[Dataset rows describing interfaces]
______________________________
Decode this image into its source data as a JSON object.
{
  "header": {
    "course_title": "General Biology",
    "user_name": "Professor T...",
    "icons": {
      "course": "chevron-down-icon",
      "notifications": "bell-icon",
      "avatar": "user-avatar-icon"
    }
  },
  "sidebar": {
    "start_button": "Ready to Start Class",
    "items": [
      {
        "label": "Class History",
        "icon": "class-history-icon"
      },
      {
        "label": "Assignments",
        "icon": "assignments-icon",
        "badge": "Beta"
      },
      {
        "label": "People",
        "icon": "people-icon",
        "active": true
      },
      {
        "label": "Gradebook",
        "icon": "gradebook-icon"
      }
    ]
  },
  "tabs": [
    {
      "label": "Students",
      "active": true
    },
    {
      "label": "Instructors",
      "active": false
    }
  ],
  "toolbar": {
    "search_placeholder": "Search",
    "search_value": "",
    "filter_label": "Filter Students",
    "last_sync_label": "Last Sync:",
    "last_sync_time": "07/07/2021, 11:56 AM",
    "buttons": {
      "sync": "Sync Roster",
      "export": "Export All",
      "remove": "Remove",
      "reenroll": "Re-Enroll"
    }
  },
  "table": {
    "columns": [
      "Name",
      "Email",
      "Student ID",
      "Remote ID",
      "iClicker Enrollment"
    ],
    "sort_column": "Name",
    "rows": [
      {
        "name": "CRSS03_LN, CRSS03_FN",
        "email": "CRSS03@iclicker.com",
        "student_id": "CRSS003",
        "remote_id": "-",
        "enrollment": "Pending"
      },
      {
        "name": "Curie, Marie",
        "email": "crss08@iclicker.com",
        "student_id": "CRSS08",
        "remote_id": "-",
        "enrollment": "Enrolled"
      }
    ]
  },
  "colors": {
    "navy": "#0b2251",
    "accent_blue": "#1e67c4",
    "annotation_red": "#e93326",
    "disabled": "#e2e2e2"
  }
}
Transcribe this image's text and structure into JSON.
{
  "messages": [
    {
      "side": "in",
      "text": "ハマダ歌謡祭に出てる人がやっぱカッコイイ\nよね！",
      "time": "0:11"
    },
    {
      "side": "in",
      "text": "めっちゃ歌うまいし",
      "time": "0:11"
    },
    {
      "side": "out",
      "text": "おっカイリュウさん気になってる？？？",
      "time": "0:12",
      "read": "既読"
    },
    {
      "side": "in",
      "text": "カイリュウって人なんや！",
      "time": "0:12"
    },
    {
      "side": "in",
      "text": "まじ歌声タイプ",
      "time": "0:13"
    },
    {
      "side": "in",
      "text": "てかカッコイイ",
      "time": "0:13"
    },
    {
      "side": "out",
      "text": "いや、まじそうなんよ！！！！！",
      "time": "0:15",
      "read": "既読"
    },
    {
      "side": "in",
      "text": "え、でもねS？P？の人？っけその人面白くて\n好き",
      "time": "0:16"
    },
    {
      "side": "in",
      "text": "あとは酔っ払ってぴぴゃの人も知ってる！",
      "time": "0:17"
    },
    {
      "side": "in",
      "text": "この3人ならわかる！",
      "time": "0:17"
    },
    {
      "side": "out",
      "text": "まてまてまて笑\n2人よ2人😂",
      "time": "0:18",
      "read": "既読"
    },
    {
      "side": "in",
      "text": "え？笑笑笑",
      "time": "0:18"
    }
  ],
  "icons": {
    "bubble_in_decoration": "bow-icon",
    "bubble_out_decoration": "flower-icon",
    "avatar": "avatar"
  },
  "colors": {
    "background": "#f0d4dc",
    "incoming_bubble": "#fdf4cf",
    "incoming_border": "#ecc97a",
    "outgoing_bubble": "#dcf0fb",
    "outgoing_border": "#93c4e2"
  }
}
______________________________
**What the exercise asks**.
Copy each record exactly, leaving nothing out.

**Completed exercise**.
Decode this image into its source data as a JSON object.
{
  "header": {
    "course_title": "General Biology",
    "user_name": "Professor T...",
    "icons": {
      "course": "chevron-down-icon",
      "notifications": "bell-icon",
      "avatar": "user-avatar-icon"
    }
  },
  "sidebar": {
    "start_button": "Ready to Start Class",
    "items": [
      {
        "label": "Class History",
        "icon": "class-history-icon"
      },
      {
        "label": "Assignments",
        "icon": "assignments-icon",
        "badge": "Beta"
      },
      {
        "label": "People",
        "icon": "people-icon",
        "active": true
      },
      {
        "label": "Gradebook",
        "icon": "gradebook-icon"
      }
    ]
  },
  "tabs": [
    {
      "label": "Students",
      "active": true
    },
    {
      "label": "Instructors",
      "active": false
    }
  ],
  "toolbar": {
    "search_placeholder": "Search",
    "search_value": "",
    "filter_label": "Filter Students",
    "last_sync_label": "Last Sync:",
    "last_sync_time": "07/07/2021, 11:56 AM",
    "buttons": {
      "sync": "Sync Roster",
      "export": "Export All",
      "remove": "Remove",
      "reenroll": "Re-Enroll"
    }
  },
  "table": {
    "columns": [
      "Name",
      "Email",
      "Student ID",
      "Remote ID",
      "iClicker Enrollment"
    ],
    "sort_column": "Name",
    "rows": [
      {
        "name": "CRSS03_LN, CRSS03_FN",
        "email": "CRSS03@iclicker.com",
        "student_id": "CRSS003",
        "remote_id": "-",
        "enrollment": "Pending"
      },
      {
        "name": "Curie, Marie",
        "email": "crss08@iclicker.com",
        "student_id": "CRSS08",
        "remote_id": "-",
        "enrollment": "Enrolled"
      }
    ]
  },
  "colors": {
    "navy": "#0b2251",
    "accent_blue": "#1e67c4",
    "annotation_red": "#e93326",
    "disabled": "#e2e2e2"
  }
}
Transcribe this image's text and structure into JSON.
{
  "messages": [
    {
      "side": "in",
      "text": "ハマダ歌謡祭に出てる人がやっぱカッコイイ\nよね！",
      "time": "0:11"
    },
    {
      "side": "in",
      "text": "めっちゃ歌うまいし",
      "time": "0:11"
    },
    {
      "side": "out",
      "text": "おっカイリュウさん気になってる？？？",
      "time": "0:12",
      "read": "既読"
    },
    {
      "side": "in",
      "text": "カイリュウって人なんや！",
      "time": "0:12"
    },
    {
      "side": "in",
      "text": "まじ歌声タイプ",
      "time": "0:13"
    },
    {
      "side": "in",
      "text": "てかカッコイイ",
      "time": "0:13"
    },
    {
      "side": "out",
      "text": "いや、まじそうなんよ！！！！！",
      "time": "0:15",
      "read": "既読"
    },
    {
      "side": "in",
      "text": "え、でもねS？P？の人？っけその人面白くて\n好き",
      "time": "0:16"
    },
    {
      "side": "in",
      "text": "あとは酔っ払ってぴぴゃの人も知ってる！",
      "time": "0:17"
    },
    {
      "side": "in",
      "text": "この3人ならわかる！",
      "time": "0:17"
    },
    {
      "side": "out",
      "text": "まてまてまて笑\n2人よ2人😂",
      "time": "0:18",
      "read": "既読"
    },
    {
      "side": "in",
      "text": "え？笑笑笑",
      "time": "0:18"
    }
  ],
  "icons": {
    "bubble_in_decoration": "bow-icon",
    "bubble_out_decoration": "flower-icon",
    "avatar": "avatar"
  },
  "colors": {
    "background": "#f0d4dc",
    "incoming_bubble": "#fdf4cf",
    "incoming_border": "#ecc97a",
    "outgoing_bubble": "#dcf0fb",
    "outgoing_border": "#93c4e2"
  }
}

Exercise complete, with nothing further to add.